* [Problem statement]:
Return each line of the records below that contains the word "screenshot".

[Interface dataset entries]

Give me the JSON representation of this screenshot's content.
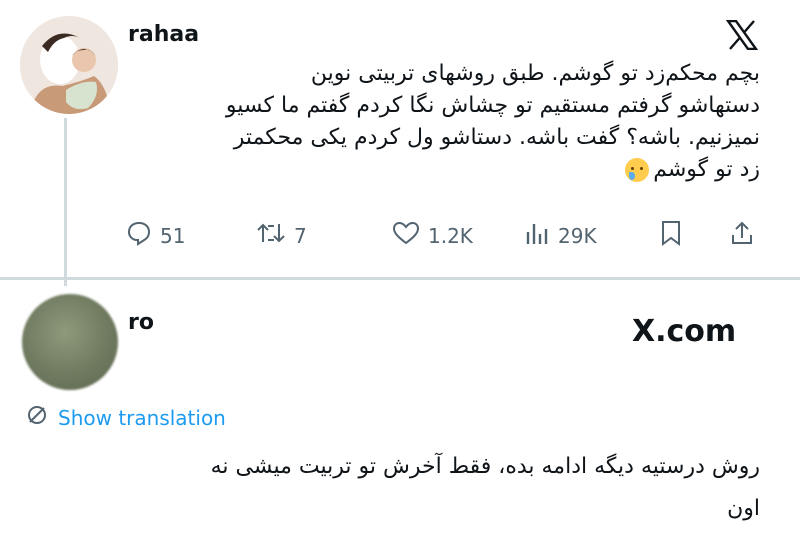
{
  "tweet": {
    "username": "rahaa",
    "text_lines": [
      "بچم محکم‌زد تو گوشم. طبق روشهای تربیتی نوین",
      "دستهاشو گرفتم مستقیم تو چشاش نگا کردم گفتم ما کسیو",
      "نمیزنیم. باشه؟ گفت باشه. دستاشو ول کردم یکی محکمتر",
      "زد تو گوشم"
    ],
    "emoji": "face-holding-back-tears-emoji",
    "actions": {
      "replies": "51",
      "retweets": "7",
      "likes": "1.2K",
      "views": "29K"
    }
  },
  "reply": {
    "username": "ro",
    "watermark": "X.com",
    "show_translation": "Show translation",
    "text_lines": [
      "روش درستیه دیگه ادامه بده، فقط آخرش تو تربیت میشی نه",
      "اون"
    ]
  },
  "icons": {
    "logo": "x-logo-icon",
    "reply": "reply-icon",
    "retweet": "retweet-icon",
    "like": "heart-icon",
    "views": "views-icon",
    "bookmark": "bookmark-icon",
    "share": "share-icon",
    "translate": "translate-icon"
  },
  "colors": {
    "text": "#0f1419",
    "secondary": "#536471",
    "link": "#1d9bf0",
    "divider": "#cfd9de"
  }
}
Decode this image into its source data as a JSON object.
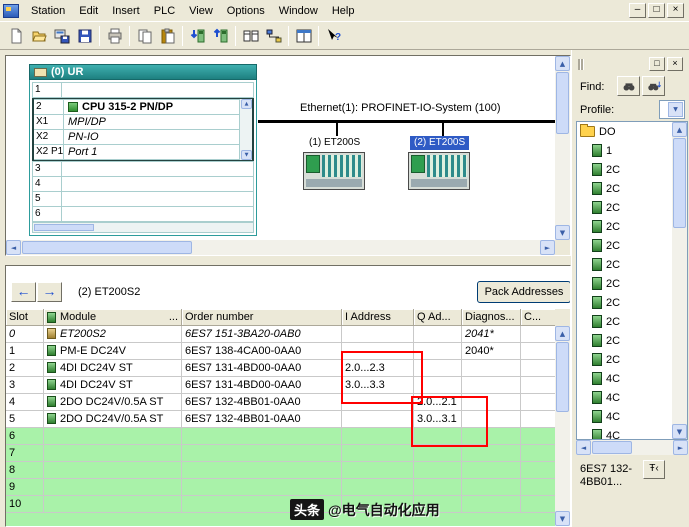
{
  "icons": {
    "minimize": "–",
    "restore": "□",
    "close": "×",
    "up": "▲",
    "down": "▼",
    "left": "◄",
    "right": "►",
    "back": "←",
    "forward": "→",
    "dropdown": "▼",
    "info": "Ŧ‹"
  },
  "menubar": {
    "items": [
      "Station",
      "Edit",
      "Insert",
      "PLC",
      "View",
      "Options",
      "Window",
      "Help"
    ]
  },
  "toolbar": {
    "buttons": [
      "new-station",
      "open-station",
      "save-and-compile",
      "save",
      "print",
      "copy",
      "paste",
      "download-to-module",
      "upload-from-module",
      "station-configuration",
      "network-view",
      "split-view",
      "help"
    ]
  },
  "rack": {
    "title": "(0) UR",
    "rows": [
      {
        "slot": "1",
        "label": ""
      },
      {
        "slot": "2",
        "label": "CPU 315-2 PN/DP"
      },
      {
        "slot": "X1",
        "label": "MPI/DP"
      },
      {
        "slot": "X2",
        "label": "PN-IO"
      },
      {
        "slot": "X2 P1",
        "label": "Port 1"
      },
      {
        "slot": "3",
        "label": ""
      },
      {
        "slot": "4",
        "label": ""
      },
      {
        "slot": "5",
        "label": ""
      },
      {
        "slot": "6",
        "label": ""
      }
    ]
  },
  "network": {
    "bus_label": "Ethernet(1): PROFINET-IO-System (100)",
    "devices": [
      {
        "label": "(1) ET200S"
      },
      {
        "label": "(2) ET200S"
      }
    ]
  },
  "io_table": {
    "nav_title": "(2) ET200S2",
    "pack_button": "Pack Addresses",
    "columns": [
      {
        "label": "Slot"
      },
      {
        "label": "Module",
        "suffix": "..."
      },
      {
        "label": "Order number"
      },
      {
        "label": "I Address"
      },
      {
        "label": "Q Ad..."
      },
      {
        "label": "Diagnos..."
      },
      {
        "label": "C..."
      }
    ],
    "rows": [
      {
        "slot": "0",
        "module": "ET200S2",
        "order": "6ES7 151-3BA20-0AB0",
        "i": "",
        "q": "",
        "diag": "2041*"
      },
      {
        "slot": "1",
        "module": "PM-E DC24V",
        "order": "6ES7 138-4CA00-0AA0",
        "i": "",
        "q": "",
        "diag": "2040*"
      },
      {
        "slot": "2",
        "module": "4DI DC24V ST",
        "order": "6ES7 131-4BD00-0AA0",
        "i": "2.0...2.3",
        "q": "",
        "diag": ""
      },
      {
        "slot": "3",
        "module": "4DI DC24V ST",
        "order": "6ES7 131-4BD00-0AA0",
        "i": "3.0...3.3",
        "q": "",
        "diag": ""
      },
      {
        "slot": "4",
        "module": "2DO DC24V/0.5A ST",
        "order": "6ES7 132-4BB01-0AA0",
        "i": "",
        "q": "2.0...2.1",
        "diag": ""
      },
      {
        "slot": "5",
        "module": "2DO DC24V/0.5A ST",
        "order": "6ES7 132-4BB01-0AA0",
        "i": "",
        "q": "3.0...3.1",
        "diag": ""
      },
      {
        "slot": "6",
        "module": "",
        "order": "",
        "i": "",
        "q": "",
        "diag": ""
      },
      {
        "slot": "7",
        "module": "",
        "order": "",
        "i": "",
        "q": "",
        "diag": ""
      },
      {
        "slot": "8",
        "module": "",
        "order": "",
        "i": "",
        "q": "",
        "diag": ""
      },
      {
        "slot": "9",
        "module": "",
        "order": "",
        "i": "",
        "q": "",
        "diag": ""
      },
      {
        "slot": "10",
        "module": "",
        "order": "",
        "i": "",
        "q": "",
        "diag": ""
      }
    ]
  },
  "catalog": {
    "find_label": "Find:",
    "profile_label": "Profile:",
    "tree": {
      "folder": "DO",
      "items": [
        "1",
        "2C",
        "2C",
        "2C",
        "2C",
        "2C",
        "2C",
        "2C",
        "2C",
        "2C",
        "2C",
        "2C",
        "4C",
        "4C",
        "4C",
        "4C"
      ]
    },
    "info_text": "6ES7 132-4BB01..."
  },
  "watermark": {
    "badge": "头条",
    "text": "@电气自动化应用"
  }
}
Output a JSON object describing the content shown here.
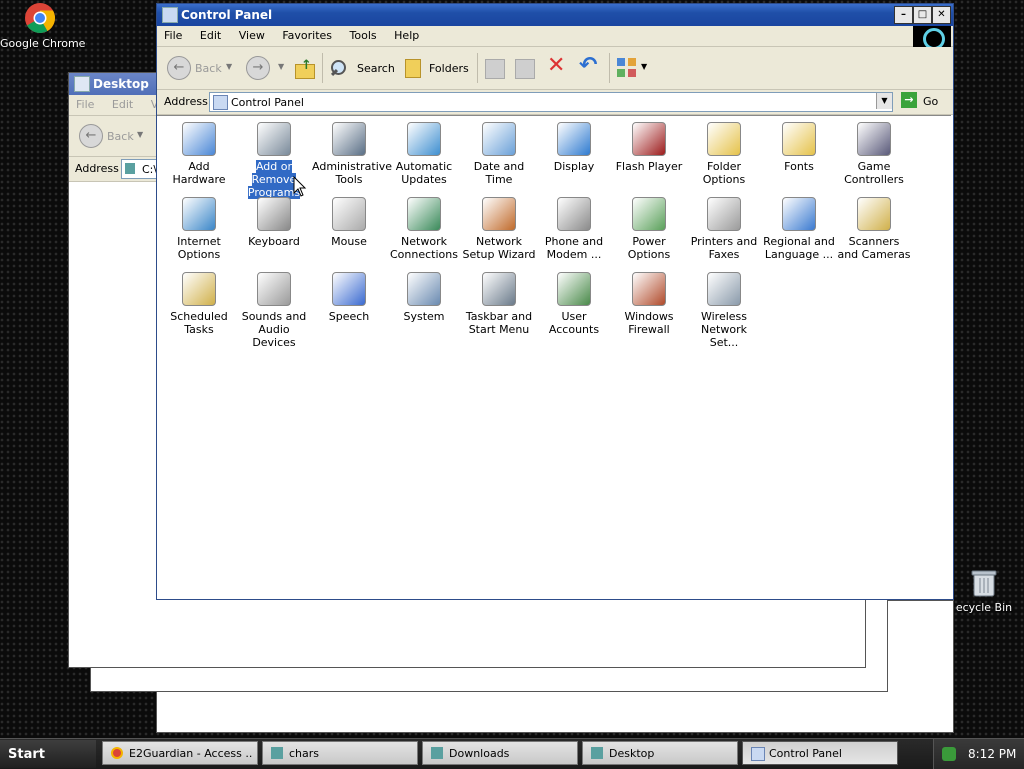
{
  "desktop": {
    "icons": [
      {
        "label": "Google Chrome"
      },
      {
        "label": "ecycle Bin"
      }
    ]
  },
  "bg_windows": {
    "desktop": {
      "title": "Desktop",
      "menu": [
        "File",
        "Edit",
        "Vi"
      ],
      "back_label": "Back",
      "address_label": "Address",
      "address_value": "C:\\"
    }
  },
  "control_panel": {
    "title": "Control Panel",
    "menu": [
      "File",
      "Edit",
      "View",
      "Favorites",
      "Tools",
      "Help"
    ],
    "toolbar": {
      "back": "Back",
      "search": "Search",
      "folders": "Folders"
    },
    "address_label": "Address",
    "address_value": "Control Panel",
    "go_label": "Go",
    "items": [
      {
        "label": "Add Hardware",
        "icon": "add-hardware-icon"
      },
      {
        "label": "Add or Remove Programs",
        "icon": "add-remove-programs-icon",
        "selected": true
      },
      {
        "label": "Administrative Tools",
        "icon": "admin-tools-icon"
      },
      {
        "label": "Automatic Updates",
        "icon": "automatic-updates-icon"
      },
      {
        "label": "Date and Time",
        "icon": "date-time-icon"
      },
      {
        "label": "Display",
        "icon": "display-icon"
      },
      {
        "label": "Flash Player",
        "icon": "flash-player-icon"
      },
      {
        "label": "Folder Options",
        "icon": "folder-options-icon"
      },
      {
        "label": "Fonts",
        "icon": "fonts-icon"
      },
      {
        "label": "Game Controllers",
        "icon": "game-controllers-icon"
      },
      {
        "label": "Internet Options",
        "icon": "internet-options-icon"
      },
      {
        "label": "Keyboard",
        "icon": "keyboard-icon"
      },
      {
        "label": "Mouse",
        "icon": "mouse-icon"
      },
      {
        "label": "Network Connections",
        "icon": "network-connections-icon"
      },
      {
        "label": "Network Setup Wizard",
        "icon": "network-setup-icon"
      },
      {
        "label": "Phone and Modem ...",
        "icon": "phone-modem-icon"
      },
      {
        "label": "Power Options",
        "icon": "power-options-icon"
      },
      {
        "label": "Printers and Faxes",
        "icon": "printers-faxes-icon"
      },
      {
        "label": "Regional and Language ...",
        "icon": "regional-language-icon"
      },
      {
        "label": "Scanners and Cameras",
        "icon": "scanners-cameras-icon"
      },
      {
        "label": "Scheduled Tasks",
        "icon": "scheduled-tasks-icon"
      },
      {
        "label": "Sounds and Audio Devices",
        "icon": "sounds-audio-icon"
      },
      {
        "label": "Speech",
        "icon": "speech-icon"
      },
      {
        "label": "System",
        "icon": "system-icon"
      },
      {
        "label": "Taskbar and Start Menu",
        "icon": "taskbar-start-icon"
      },
      {
        "label": "User Accounts",
        "icon": "user-accounts-icon"
      },
      {
        "label": "Windows Firewall",
        "icon": "windows-firewall-icon"
      },
      {
        "label": "Wireless Network Set...",
        "icon": "wireless-network-icon"
      }
    ]
  },
  "taskbar": {
    "start": "Start",
    "tasks": [
      {
        "label": "E2Guardian - Access ..."
      },
      {
        "label": "chars"
      },
      {
        "label": "Downloads"
      },
      {
        "label": "Desktop"
      },
      {
        "label": "Control Panel",
        "active": true
      }
    ],
    "clock": "8:12 PM"
  }
}
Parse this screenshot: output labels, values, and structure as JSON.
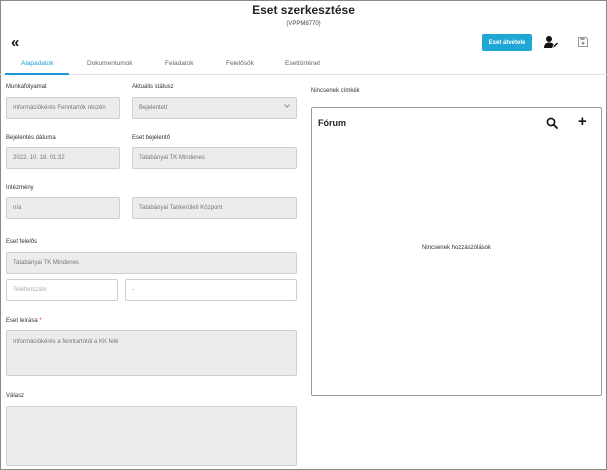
{
  "header": {
    "title": "Eset szerkesztése",
    "case_code": "(VPPM8770)",
    "takeover_label": "Eset átvétele"
  },
  "tabs": [
    {
      "label": "Alapadatok",
      "active": true
    },
    {
      "label": "Dokumentumok",
      "active": false
    },
    {
      "label": "Feladatok",
      "active": false
    },
    {
      "label": "Felelősök",
      "active": false
    },
    {
      "label": "Esettörténet",
      "active": false
    }
  ],
  "form": {
    "workflow": {
      "label": "Munkafolyamat",
      "value": "Információkérés Fenntartók részén"
    },
    "status": {
      "label": "Aktuális státusz",
      "value": "Bejelentett"
    },
    "report_date": {
      "label": "Bejelentés dátuma",
      "value": "2022. 10. 18. 01:32"
    },
    "reporter": {
      "label": "Eset bejelentő",
      "value": "Tatabányai TK Mindenes"
    },
    "institution": {
      "label": "Intézmény",
      "code": "n/a",
      "name": "Tatabányai Tankerületi Központ"
    },
    "responsible": {
      "label": "Eset felelős",
      "value": "Tatabányai TK Mindenes",
      "phone_placeholder": "Telefonszám",
      "phone_extra": "-"
    },
    "description": {
      "label": "Eset leírása",
      "required_mark": "*",
      "value": "Információkérés a fenntartótól a KK felé"
    },
    "answer": {
      "label": "Válasz",
      "value": ""
    }
  },
  "tags": {
    "empty_text": "Nincsenek címkék"
  },
  "forum": {
    "title": "Fórum",
    "empty_text": "Nincsenek hozzászólások"
  },
  "colors": {
    "accent": "#1ea7d4",
    "tab_active": "#1a9dd6",
    "field_bg": "#ececec"
  },
  "icons": [
    "back-double-chevron-icon",
    "user-edit-icon",
    "save-icon",
    "search-icon",
    "plus-icon",
    "chevron-down-icon"
  ]
}
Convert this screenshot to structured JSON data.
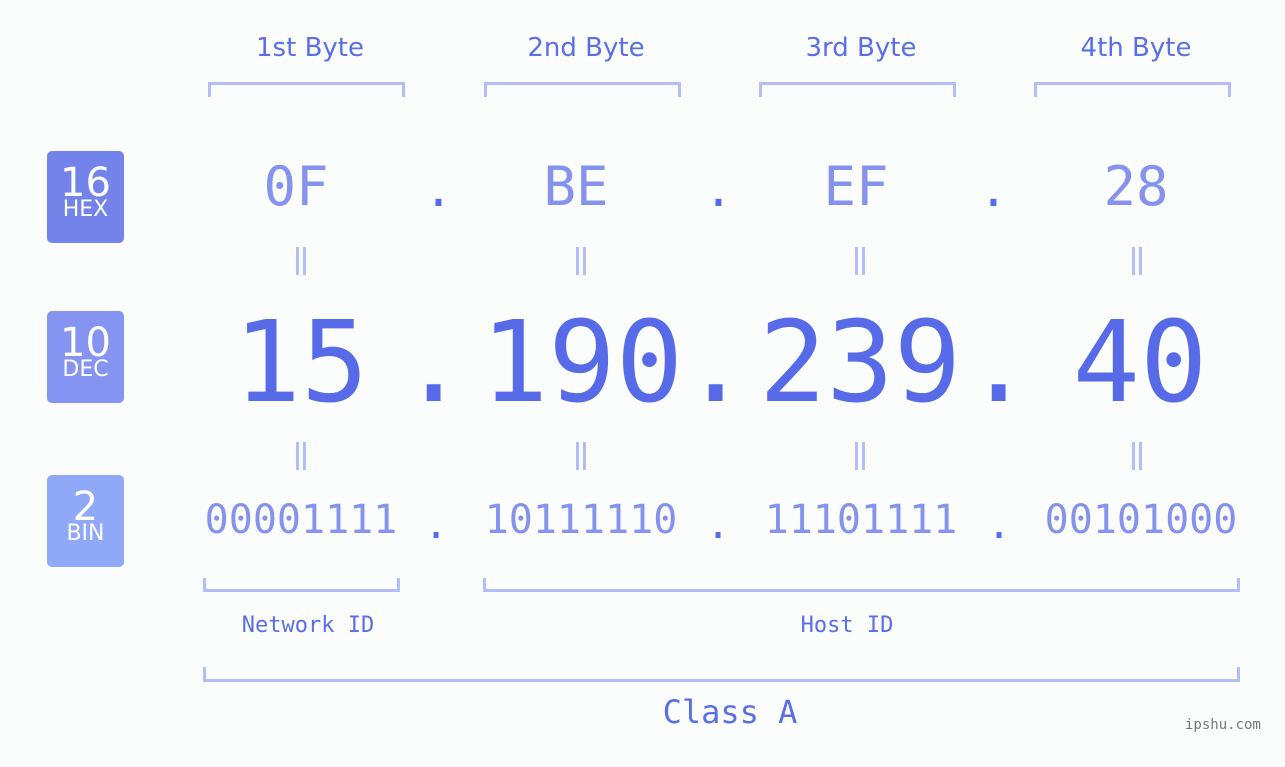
{
  "bytes": [
    {
      "header": "1st Byte",
      "hex": "0F",
      "dec": "15",
      "bin": "00001111"
    },
    {
      "header": "2nd Byte",
      "hex": "BE",
      "dec": "190",
      "bin": "10111110"
    },
    {
      "header": "3rd Byte",
      "hex": "EF",
      "dec": "239",
      "bin": "11101111"
    },
    {
      "header": "4th Byte",
      "hex": "28",
      "dec": "40",
      "bin": "00101000"
    }
  ],
  "separator": ".",
  "badges": {
    "hex": {
      "base": "16",
      "label": "HEX",
      "color": "#7383ea"
    },
    "dec": {
      "base": "10",
      "label": "DEC",
      "color": "#8594f0"
    },
    "bin": {
      "base": "2",
      "label": "BIN",
      "color": "#8fa8f8"
    }
  },
  "labels": {
    "network_id": "Network ID",
    "host_id": "Host ID",
    "ip_class": "Class A"
  },
  "watermark": "ipshu.com",
  "colors": {
    "accent": "#576be9",
    "light": "#8592ee",
    "bracket": "#b3bdf7"
  }
}
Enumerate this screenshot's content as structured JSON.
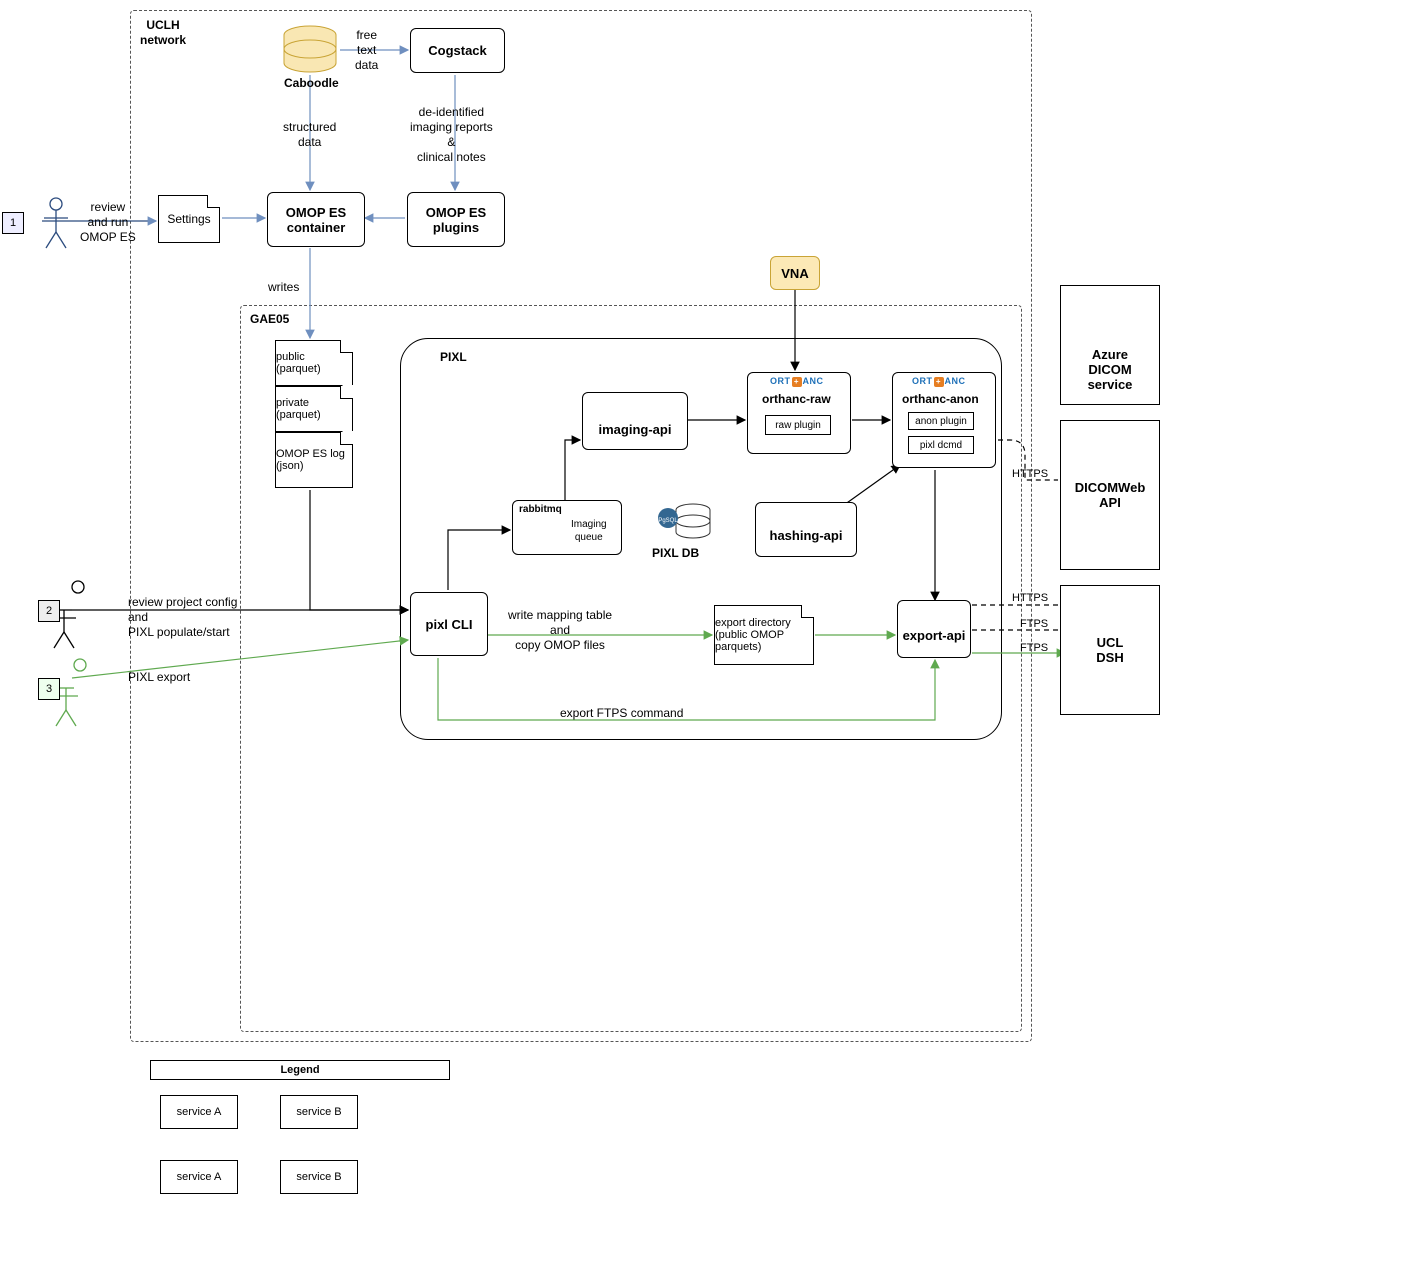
{
  "frames": {
    "uclh": "UCLH\nnetwork",
    "gae05": "GAE05",
    "pixl": "PIXL"
  },
  "nodes": {
    "caboodle": "Caboodle",
    "cogstack": "Cogstack",
    "omop_container": "OMOP ES\ncontainer",
    "omop_plugins": "OMOP ES\nplugins",
    "settings": "Settings",
    "vna": "VNA",
    "public_parquet": "public\n(parquet)",
    "private_parquet": "private\n(parquet)",
    "omop_log": "OMOP ES\nlog\n(json)",
    "pixl_cli": "pixl CLI",
    "rabbitmq": "rabbitmq",
    "imaging_queue": "Imaging\nqueue",
    "imaging_api": "imaging-api",
    "pixl_db": "PIXL DB",
    "orthanc_raw": "orthanc-raw",
    "raw_plugin": "raw plugin",
    "orthanc_anon": "orthanc-anon",
    "anon_plugin": "anon plugin",
    "pixl_dcmd": "pixl dcmd",
    "hashing_api": "hashing-api",
    "export_dir": "export directory\n(public OMOP\nparquets)",
    "export_api": "export-api"
  },
  "edges": {
    "free_text": "free\ntext\ndata",
    "structured": "structured\ndata",
    "deid": "de-identified\nimaging reports\n&\nclinical notes",
    "review_run": "review\nand run\nOMOP ES",
    "writes": "writes",
    "review_project": "review project config\nand\nPIXL populate/start",
    "pixl_export": "PIXL export",
    "write_mapping": "write mapping table\nand\ncopy OMOP files",
    "export_ftps": "export FTPS command",
    "https1": "HTTPS",
    "https2": "HTTPS",
    "ftps1": "FTPS",
    "ftps2": "FTPS"
  },
  "actors": {
    "a1": "1",
    "a2": "2",
    "a3": "3"
  },
  "external": {
    "azure": "Azure\nDICOM\nservice",
    "dicomweb": "DICOMWeb\nAPI",
    "dsh": "UCL\nDSH"
  },
  "legend": {
    "title": "Legend",
    "a1": "service A",
    "b1": "service B",
    "a2": "service A",
    "b2": "service B"
  }
}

* [Response area]:
Give me the JSON representation of this screenshot's content.
Parse this screenshot: output labels, values, and structure as JSON.
Convert this screenshot to structured JSON data.
Enumerate this screenshot's content as structured JSON.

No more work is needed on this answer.